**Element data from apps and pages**
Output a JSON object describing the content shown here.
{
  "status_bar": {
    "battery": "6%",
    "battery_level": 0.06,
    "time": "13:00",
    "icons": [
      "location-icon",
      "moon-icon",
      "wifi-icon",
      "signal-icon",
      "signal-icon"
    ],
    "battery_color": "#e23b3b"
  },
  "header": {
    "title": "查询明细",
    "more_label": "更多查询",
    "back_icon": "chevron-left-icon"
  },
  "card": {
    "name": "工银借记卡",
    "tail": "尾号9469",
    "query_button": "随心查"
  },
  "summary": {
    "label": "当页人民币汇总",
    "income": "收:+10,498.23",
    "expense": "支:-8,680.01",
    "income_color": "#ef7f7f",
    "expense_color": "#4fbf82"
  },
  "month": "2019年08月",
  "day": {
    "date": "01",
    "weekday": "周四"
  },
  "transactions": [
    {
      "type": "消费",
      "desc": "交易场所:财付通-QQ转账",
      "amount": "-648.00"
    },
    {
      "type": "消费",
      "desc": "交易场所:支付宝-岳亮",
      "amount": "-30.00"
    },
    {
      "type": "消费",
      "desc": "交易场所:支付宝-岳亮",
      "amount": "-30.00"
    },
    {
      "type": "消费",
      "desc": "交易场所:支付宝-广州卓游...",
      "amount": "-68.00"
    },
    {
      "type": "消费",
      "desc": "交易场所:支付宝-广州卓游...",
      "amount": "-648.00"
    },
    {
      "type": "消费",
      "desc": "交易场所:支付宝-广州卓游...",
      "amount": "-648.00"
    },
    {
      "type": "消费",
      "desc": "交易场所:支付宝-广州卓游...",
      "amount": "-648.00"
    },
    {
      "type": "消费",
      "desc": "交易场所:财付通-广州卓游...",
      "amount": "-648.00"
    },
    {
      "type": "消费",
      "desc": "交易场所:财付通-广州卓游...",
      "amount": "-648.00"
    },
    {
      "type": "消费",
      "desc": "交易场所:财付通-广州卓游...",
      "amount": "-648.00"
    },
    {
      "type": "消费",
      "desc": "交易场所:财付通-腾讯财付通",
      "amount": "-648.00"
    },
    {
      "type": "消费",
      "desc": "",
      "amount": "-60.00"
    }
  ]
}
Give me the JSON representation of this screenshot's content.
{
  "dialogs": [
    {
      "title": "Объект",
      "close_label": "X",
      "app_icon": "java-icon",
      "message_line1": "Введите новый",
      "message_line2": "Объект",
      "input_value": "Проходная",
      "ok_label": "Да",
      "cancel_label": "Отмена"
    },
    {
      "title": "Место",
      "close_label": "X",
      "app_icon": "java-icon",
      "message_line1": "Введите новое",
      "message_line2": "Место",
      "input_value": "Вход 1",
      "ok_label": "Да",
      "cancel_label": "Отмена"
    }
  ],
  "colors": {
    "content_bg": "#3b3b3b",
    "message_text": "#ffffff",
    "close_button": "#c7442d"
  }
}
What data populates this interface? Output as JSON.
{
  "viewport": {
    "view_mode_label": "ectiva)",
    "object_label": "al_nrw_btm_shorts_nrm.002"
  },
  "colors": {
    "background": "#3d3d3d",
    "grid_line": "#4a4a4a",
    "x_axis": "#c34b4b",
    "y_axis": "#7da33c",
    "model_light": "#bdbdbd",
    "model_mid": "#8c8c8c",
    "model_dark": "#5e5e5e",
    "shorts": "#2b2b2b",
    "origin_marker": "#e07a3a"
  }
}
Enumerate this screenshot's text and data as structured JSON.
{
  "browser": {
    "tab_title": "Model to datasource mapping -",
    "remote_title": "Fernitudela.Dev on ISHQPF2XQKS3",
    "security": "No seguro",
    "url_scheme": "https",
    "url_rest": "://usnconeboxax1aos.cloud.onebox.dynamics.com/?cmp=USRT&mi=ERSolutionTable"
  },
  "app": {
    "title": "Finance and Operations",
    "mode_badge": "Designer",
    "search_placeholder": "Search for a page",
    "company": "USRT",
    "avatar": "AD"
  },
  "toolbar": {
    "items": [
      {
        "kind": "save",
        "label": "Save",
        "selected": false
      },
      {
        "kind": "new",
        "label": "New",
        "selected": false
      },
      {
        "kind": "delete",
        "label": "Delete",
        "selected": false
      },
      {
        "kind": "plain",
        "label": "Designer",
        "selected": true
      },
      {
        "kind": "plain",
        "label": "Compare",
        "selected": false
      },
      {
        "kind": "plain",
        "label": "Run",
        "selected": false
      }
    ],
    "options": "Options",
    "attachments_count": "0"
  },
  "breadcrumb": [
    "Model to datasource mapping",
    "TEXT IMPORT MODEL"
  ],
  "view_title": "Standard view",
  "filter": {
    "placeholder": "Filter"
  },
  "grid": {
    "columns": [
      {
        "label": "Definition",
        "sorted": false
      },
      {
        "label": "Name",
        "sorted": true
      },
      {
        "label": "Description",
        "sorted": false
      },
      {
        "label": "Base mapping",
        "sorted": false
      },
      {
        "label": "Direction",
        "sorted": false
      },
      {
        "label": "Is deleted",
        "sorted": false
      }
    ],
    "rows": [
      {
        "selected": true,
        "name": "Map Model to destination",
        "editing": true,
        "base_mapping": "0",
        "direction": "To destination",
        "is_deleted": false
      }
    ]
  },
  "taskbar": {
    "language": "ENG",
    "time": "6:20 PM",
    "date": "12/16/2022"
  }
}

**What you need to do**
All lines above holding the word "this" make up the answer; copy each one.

**Exercise response**
Give me the JSON representation of this screenshot's content.
What data populates this interface? Output as JSON.
Enumerate this screenshot's text and data as structured JSON.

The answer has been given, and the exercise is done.